◆ Task requirements
Every entry, from the first line to the last, should be output exactly.

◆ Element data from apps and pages
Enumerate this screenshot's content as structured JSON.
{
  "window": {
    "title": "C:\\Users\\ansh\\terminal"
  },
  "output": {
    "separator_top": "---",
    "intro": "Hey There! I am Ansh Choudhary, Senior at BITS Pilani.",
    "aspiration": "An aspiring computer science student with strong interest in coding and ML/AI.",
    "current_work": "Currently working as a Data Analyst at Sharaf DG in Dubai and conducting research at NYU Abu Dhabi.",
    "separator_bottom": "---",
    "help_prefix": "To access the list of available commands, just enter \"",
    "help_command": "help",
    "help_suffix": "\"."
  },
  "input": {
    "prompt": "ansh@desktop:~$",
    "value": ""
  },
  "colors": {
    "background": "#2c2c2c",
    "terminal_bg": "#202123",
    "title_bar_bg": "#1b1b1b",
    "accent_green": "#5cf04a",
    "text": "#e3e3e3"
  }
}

◆ Written response
Enumerate this screenshot's content as structured JSON.
{
  "window": {
    "title": "C:\\Users\\ansh\\terminal"
  },
  "output": {
    "separator_top": "---",
    "intro": "Hey There! I am Ansh Choudhary, Senior at BITS Pilani.",
    "aspiration": "An aspiring computer science student with strong interest in coding and ML/AI.",
    "current_work": "Currently working as a Data Analyst at Sharaf DG in Dubai and conducting research at NYU Abu Dhabi.",
    "separator_bottom": "---",
    "help_prefix": "To access the list of available commands, just enter \"",
    "help_command": "help",
    "help_suffix": "\"."
  },
  "input": {
    "prompt": "ansh@desktop:~$",
    "value": ""
  },
  "colors": {
    "background": "#2c2c2c",
    "terminal_bg": "#202123",
    "title_bar_bg": "#1b1b1b",
    "accent_green": "#5cf04a",
    "text": "#e3e3e3"
  }
}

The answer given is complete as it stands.